By: Brendan Gilmartin
Correctional facilities are stressful environments where tensions often run high. These facilities create situations that often lead to the use of excessive force by correctional officers for myriad reasons. When excessive force is used, correctional officers may violate an inmate’s Eighth Amendment right to be free from “cruel and unusual punishment”. When a correction officer uses excessive force on an inmate, oftentimes the State of New York (State) is also sued for the actions of the correction officer. Holding the State liable for the actions of the correction officers is important because it serves the dual purposes of holding the State accountable and providing an incentive for the State to enact better policies for inmates and correctional officers so that it will not be held liable for excessive use of force in the future.
The primary mechanism by which the State is held liable for the actions of its correctional officers is through a legal doctrine known as respondeat superior, which roughly translates to “let the superior reply”. However, a superior need not reply for every misconduct carried out by an employee. A common litigation defense the State asserts is that the actions of its employees were outside the “scope of employment”. If an employee’s actions fall within the scope of employment, the employer can be held liable by respondeat superior; however, if they do not fall within the scope of employment, the employer is not liable and the only recourse a victim of a tort will have is to pursue a case against the tortfeasor personally.
Where the boundary of “scope of employment” begins and ends can often be fuzzy, but one way the law has attempted to make a distinction is through the legal concepts of frolic and detour. Cronin v. Hertz Corp. 818 F.2d 1064, 1066 (2d Cir. 1987). A frolic is considered a major deviation by an employee from her job duties. Imagine a mailman who diverts from delivering mail to go and “frolic” in a field of flowers, he does so purely for his own benefit and unrelated to his job duties. This is a situation where he is not acting within the scope of employment. A detour can be considered a minor deviation. For example, if the mailman in the aforementioned example diverts from delivering mail briefly to get some lunch so that he is satiated to continue his job, but hits a pedestrian on his way to get lunch, then although the mailman was acting for his own benefit, he was only departing from his duties in a minor way.

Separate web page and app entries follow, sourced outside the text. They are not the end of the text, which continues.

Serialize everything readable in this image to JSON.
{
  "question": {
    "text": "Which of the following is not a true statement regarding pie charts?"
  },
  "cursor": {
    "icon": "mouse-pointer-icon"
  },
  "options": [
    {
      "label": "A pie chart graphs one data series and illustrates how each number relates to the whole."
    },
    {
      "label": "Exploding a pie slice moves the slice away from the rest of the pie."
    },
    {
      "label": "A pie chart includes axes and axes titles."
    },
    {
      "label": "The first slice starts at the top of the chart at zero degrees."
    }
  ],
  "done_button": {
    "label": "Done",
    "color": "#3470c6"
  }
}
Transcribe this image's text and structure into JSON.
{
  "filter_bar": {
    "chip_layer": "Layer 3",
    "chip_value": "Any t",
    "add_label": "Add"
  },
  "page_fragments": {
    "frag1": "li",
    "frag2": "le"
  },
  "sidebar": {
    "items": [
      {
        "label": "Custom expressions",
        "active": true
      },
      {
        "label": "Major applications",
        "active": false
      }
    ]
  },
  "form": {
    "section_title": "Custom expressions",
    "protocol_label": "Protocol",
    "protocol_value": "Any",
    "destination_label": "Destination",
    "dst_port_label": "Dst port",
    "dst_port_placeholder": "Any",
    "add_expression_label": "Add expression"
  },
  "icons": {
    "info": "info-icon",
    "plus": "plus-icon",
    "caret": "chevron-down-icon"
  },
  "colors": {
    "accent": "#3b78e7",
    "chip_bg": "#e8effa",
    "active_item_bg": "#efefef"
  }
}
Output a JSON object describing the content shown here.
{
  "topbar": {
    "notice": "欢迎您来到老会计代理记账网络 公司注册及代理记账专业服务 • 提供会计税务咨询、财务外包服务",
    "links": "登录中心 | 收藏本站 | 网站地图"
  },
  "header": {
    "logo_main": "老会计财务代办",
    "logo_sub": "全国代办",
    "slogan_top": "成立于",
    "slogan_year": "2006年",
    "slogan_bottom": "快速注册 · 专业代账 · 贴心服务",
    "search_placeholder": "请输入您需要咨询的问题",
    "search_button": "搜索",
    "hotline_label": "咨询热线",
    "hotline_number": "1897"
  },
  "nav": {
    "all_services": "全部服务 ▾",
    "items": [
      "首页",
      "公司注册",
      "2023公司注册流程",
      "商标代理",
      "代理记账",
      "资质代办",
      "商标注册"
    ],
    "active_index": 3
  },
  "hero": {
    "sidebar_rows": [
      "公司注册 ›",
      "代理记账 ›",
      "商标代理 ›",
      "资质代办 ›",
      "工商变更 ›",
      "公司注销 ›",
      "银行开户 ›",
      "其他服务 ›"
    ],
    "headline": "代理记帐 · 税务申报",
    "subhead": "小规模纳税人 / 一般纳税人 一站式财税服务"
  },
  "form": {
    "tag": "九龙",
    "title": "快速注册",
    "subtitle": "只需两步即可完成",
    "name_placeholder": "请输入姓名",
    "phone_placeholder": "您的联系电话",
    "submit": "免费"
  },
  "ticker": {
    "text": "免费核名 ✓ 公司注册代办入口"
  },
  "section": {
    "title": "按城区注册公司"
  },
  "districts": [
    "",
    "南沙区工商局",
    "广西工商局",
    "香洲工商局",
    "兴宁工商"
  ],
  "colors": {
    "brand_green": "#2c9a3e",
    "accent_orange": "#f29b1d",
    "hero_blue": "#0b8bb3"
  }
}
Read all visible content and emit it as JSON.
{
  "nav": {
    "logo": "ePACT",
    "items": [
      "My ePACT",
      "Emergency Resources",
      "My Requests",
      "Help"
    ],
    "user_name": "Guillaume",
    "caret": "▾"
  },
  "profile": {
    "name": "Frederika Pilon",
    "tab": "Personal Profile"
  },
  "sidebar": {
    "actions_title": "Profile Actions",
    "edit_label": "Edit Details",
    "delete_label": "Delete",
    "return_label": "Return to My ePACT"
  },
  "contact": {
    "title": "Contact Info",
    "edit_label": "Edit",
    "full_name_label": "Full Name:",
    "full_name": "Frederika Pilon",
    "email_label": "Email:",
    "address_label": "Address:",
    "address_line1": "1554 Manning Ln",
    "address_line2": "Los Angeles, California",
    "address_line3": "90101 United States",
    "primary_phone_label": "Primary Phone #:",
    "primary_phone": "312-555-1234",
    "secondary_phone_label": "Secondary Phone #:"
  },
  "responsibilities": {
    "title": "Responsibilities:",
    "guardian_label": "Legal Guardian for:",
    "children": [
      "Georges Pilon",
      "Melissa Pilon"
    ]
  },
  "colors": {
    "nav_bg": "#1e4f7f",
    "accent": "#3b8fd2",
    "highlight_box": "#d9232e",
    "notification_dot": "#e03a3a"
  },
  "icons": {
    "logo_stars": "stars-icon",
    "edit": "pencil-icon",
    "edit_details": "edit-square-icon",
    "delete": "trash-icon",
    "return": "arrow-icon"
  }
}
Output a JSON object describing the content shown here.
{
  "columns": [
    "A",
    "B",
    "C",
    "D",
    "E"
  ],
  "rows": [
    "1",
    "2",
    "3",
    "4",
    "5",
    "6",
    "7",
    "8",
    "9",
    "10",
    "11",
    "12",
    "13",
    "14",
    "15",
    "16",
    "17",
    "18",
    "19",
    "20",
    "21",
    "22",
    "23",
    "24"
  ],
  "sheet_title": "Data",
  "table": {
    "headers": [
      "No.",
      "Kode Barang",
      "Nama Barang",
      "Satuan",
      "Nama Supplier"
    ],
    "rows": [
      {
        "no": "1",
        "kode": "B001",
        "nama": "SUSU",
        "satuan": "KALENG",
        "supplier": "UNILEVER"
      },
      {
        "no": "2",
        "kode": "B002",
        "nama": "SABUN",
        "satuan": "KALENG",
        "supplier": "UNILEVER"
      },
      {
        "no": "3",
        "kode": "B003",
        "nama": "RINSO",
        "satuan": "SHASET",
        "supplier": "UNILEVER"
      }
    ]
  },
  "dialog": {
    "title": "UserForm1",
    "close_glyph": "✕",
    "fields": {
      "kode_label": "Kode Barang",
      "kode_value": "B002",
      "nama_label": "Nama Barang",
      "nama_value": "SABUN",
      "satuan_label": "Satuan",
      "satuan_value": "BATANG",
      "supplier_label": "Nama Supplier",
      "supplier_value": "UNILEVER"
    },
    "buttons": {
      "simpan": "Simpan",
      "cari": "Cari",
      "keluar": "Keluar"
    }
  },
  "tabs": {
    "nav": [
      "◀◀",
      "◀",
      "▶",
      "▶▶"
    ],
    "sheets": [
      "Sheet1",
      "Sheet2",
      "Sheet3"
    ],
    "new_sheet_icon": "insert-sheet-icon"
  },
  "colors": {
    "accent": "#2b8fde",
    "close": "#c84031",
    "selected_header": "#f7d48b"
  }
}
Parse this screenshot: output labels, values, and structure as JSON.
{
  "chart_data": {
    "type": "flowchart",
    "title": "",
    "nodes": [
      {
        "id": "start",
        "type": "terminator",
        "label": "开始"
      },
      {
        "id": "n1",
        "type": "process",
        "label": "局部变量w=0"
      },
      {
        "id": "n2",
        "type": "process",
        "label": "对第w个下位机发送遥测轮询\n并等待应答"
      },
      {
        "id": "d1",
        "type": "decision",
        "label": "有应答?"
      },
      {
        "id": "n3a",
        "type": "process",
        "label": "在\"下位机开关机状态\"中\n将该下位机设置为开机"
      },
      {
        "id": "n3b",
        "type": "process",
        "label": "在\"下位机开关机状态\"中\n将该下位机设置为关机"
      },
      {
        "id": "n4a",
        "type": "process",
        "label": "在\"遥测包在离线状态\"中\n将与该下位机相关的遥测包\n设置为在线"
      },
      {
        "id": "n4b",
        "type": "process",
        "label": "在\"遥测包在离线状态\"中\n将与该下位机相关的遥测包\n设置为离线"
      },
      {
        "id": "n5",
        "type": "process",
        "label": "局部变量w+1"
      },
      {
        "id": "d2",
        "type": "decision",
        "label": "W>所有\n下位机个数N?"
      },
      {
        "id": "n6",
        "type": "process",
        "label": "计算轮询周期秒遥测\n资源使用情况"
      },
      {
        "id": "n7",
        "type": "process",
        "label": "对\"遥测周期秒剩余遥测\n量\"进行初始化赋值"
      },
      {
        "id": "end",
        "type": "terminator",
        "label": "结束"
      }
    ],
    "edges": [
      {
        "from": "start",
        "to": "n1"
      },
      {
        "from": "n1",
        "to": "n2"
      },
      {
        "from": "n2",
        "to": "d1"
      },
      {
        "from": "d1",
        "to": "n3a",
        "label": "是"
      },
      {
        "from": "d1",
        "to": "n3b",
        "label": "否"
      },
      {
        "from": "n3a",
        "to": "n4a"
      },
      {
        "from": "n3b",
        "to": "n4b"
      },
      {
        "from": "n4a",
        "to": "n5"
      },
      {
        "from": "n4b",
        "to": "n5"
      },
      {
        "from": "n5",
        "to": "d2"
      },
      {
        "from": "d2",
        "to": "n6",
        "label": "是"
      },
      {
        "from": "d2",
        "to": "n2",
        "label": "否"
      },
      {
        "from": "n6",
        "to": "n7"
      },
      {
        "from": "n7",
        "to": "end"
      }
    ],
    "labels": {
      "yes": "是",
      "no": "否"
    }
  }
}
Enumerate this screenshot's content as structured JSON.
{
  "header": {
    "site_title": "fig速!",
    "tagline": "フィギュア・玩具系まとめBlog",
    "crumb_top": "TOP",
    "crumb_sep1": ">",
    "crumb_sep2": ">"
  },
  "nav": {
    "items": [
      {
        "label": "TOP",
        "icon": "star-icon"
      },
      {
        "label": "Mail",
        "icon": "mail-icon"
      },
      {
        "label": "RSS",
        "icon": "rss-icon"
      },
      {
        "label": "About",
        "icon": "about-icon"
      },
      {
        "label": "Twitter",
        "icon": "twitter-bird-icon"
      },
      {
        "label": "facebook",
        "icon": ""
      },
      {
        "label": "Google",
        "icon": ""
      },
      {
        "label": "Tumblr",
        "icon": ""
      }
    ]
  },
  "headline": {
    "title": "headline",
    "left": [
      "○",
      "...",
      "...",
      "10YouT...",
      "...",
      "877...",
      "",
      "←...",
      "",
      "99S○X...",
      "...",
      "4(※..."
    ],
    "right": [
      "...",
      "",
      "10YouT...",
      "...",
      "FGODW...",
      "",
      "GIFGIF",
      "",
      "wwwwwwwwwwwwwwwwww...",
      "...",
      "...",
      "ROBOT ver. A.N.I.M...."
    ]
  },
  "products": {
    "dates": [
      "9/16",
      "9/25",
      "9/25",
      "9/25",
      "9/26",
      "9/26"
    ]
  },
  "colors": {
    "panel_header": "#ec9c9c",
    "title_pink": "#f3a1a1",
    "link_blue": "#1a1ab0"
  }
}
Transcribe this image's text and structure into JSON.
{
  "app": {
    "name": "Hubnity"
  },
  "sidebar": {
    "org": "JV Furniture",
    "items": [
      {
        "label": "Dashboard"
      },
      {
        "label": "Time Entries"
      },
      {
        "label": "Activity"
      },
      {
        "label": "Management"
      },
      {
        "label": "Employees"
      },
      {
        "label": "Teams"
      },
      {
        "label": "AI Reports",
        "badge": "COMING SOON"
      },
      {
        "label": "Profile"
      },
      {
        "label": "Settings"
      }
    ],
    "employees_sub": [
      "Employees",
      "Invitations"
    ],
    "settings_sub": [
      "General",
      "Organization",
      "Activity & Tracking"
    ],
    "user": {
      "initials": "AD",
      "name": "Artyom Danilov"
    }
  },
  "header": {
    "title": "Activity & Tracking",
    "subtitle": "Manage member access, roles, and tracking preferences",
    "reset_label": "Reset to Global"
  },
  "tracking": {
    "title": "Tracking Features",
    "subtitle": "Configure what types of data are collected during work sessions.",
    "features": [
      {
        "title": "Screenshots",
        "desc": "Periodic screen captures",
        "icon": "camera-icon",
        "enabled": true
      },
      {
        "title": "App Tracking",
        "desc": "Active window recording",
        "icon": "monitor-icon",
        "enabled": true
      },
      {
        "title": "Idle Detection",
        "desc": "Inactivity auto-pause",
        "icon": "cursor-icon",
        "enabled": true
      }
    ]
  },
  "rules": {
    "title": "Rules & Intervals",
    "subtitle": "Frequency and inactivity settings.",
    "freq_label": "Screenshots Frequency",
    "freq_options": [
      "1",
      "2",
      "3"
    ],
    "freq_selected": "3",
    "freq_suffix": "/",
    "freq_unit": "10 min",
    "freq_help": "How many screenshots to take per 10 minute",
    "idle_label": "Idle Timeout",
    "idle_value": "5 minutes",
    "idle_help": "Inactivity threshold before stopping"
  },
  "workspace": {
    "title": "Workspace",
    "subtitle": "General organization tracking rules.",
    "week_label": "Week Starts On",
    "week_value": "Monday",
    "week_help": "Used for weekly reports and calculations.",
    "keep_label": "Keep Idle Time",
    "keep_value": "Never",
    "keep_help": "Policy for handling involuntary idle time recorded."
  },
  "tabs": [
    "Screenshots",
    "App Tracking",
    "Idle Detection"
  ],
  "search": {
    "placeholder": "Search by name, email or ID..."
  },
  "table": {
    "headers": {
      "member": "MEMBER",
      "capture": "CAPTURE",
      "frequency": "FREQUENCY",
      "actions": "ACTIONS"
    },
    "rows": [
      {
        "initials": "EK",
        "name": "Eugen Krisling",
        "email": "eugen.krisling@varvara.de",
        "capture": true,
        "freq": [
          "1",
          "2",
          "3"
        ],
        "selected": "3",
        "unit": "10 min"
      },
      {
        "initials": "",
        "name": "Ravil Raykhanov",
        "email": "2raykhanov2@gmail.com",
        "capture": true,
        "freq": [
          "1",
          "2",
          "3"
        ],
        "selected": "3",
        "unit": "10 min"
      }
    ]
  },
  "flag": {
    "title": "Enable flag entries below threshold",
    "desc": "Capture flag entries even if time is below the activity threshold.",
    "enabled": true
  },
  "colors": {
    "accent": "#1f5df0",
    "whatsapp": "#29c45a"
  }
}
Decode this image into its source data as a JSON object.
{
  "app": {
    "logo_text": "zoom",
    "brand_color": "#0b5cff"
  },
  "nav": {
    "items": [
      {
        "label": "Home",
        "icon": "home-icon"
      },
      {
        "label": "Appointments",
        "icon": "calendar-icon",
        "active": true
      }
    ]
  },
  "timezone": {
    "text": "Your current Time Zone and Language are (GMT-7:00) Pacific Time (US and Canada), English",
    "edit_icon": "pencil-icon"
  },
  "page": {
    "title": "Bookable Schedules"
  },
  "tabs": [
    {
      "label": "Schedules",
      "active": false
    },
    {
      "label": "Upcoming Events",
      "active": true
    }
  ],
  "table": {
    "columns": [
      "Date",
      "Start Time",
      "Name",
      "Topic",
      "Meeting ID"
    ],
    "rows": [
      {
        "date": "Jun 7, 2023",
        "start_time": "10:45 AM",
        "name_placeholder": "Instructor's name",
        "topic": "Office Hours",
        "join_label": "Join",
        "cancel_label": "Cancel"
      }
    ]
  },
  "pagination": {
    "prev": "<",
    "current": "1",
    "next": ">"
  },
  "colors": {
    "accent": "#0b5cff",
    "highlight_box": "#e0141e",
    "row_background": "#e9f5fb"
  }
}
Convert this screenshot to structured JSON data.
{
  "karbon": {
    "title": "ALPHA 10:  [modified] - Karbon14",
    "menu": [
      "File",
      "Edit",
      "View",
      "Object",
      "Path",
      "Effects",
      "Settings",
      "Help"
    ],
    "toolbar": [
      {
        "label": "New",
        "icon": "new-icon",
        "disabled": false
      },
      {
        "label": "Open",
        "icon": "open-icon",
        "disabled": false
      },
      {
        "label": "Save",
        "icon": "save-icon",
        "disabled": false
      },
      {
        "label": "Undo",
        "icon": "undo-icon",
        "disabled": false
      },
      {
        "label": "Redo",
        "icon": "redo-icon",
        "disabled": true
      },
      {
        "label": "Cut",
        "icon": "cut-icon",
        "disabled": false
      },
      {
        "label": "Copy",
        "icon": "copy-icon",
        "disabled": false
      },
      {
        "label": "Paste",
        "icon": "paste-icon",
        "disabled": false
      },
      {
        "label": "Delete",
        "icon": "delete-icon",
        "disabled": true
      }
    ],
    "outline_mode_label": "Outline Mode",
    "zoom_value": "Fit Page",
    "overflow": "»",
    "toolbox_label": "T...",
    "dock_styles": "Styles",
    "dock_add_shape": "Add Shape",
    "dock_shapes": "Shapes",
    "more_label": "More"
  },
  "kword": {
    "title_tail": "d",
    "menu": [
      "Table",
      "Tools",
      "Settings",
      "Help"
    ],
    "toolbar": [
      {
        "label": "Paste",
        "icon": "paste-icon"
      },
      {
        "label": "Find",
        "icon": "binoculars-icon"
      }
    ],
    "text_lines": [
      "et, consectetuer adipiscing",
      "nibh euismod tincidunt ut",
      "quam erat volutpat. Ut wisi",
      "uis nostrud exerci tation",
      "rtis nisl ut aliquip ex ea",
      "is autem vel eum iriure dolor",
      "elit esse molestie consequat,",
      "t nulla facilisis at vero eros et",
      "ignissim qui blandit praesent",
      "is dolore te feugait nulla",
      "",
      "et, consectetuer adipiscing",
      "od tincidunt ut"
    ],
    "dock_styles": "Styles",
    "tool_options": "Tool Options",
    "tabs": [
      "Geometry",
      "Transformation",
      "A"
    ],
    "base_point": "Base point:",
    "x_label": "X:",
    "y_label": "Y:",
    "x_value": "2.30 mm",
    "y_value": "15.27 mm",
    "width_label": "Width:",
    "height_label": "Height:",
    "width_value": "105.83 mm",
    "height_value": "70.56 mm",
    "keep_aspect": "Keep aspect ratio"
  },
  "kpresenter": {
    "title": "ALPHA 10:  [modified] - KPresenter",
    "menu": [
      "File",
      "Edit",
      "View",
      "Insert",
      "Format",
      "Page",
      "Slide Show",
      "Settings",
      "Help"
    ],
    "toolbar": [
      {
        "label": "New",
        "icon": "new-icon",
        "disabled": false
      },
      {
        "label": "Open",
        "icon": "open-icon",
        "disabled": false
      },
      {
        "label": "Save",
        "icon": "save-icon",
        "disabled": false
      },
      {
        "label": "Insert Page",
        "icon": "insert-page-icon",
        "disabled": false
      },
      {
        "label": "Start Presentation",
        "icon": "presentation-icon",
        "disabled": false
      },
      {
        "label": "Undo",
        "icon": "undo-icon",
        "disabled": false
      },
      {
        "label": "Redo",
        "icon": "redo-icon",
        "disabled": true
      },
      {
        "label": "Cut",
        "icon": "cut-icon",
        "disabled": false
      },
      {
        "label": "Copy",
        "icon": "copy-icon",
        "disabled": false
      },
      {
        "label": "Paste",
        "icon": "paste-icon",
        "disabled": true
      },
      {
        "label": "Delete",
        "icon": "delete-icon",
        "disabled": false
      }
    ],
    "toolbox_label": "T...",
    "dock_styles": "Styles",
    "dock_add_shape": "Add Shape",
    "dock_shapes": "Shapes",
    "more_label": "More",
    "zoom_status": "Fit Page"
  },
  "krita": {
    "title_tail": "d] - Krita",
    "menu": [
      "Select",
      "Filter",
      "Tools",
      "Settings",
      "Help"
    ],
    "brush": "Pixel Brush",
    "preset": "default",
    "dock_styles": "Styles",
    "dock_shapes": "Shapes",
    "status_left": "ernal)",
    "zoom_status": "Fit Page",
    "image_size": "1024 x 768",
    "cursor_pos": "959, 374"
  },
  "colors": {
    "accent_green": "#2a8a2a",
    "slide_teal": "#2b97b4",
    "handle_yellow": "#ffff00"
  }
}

Thus, the employer is arguably liable for the mailman’s negligent action which injured the pedestrian through respondeat superior.
In prison cases, the use of excessive force in violation of an inmate’s Eight Amendment rights could be within a correction officer’s scope of employment if that force is used to further a goal of their employer’s business (the correctional facility), and not for “wholly personal motives”. Pizzuto v. County of Nassau, 239 F. Supp. 2d 301, 314 (E.D.N.Y. 2003). In Pizzuto, an inmate refused to stop yelling when correctional officers told him to “shut up”. The correctional officers used force for the dual purpose of quieting him down and disciplining him for disobeying orders, both of which were found to be furthering the employer’s interests. Id. As a result, the County of Nassau was held liable.
The case of Rivera v. State involved a correctional officer who taunted an inmate who wore a helmet to protect him from seizures. 34 N.Y.3d 383 (2019). When the inmate told the officer to “F*** off” the officer escorted him out of the mess hall and proceeded to beat him. In a 4-3 decision, the New York Court of Appeals ruled that the correctional officer in Rivera acted outside the scope of employment, and therefore the State could not be held liable for Rivera’s injuries. In other words, the officer’s actions were considered a frolic rather than a detour.
Plaintiff argued that the officer was disciplining the inmate for using vulgar and disrespectful language towards the correctional officer. He enacted this discipline through physical force; albeit excessive physical force. The fact that this altercation began in the mess hall where Rivera disrespected the correction officer in front of many other inmates arguably buttresses the fact that the deployment of force had a disciplinary intent. Categorizing the officer’s actions as a ‘frolic’, where the correction officer carried out the beating merely for his own benefit, disregards the tense environment which demands adherence to rules, norms, and respect in correctional facilities. One might argue a much more apt description would be to consider this action a ‘detour’, while the officer did not conduct the beating in front of other inmates, he did so to discipline Rivera for the use of expletives and to ‘teach’ him to respect correction officers.
This decision further narrows “the scope of employment” in the context of correction officers’ actions. If a severe beat down for the use of an expletive is considered a frolic, it is unclear where excessive use of force on an inmate during a pat and frisk would fall along the frolic/detour spectrum as well. At the very least, when excessive use of force is used for purposes of disciplining an inmate, whether or not a correction officers’ actions are within the scope of employment should be considered a material issue of fact left for the fact finder to decide. Classifying actions taken by the correction officer in Rivera as a frolic that is outside the scope of employment may have the unintended consequences of making it harder for victims of excessive force in prisons to prevail against the State and recover monetary damages. Allowing the State off the hook in terms of liability for its employees is ultimately dangerous because it takes away an incentive to ensure that environments in correctional facilities are safe for those in their custodial care.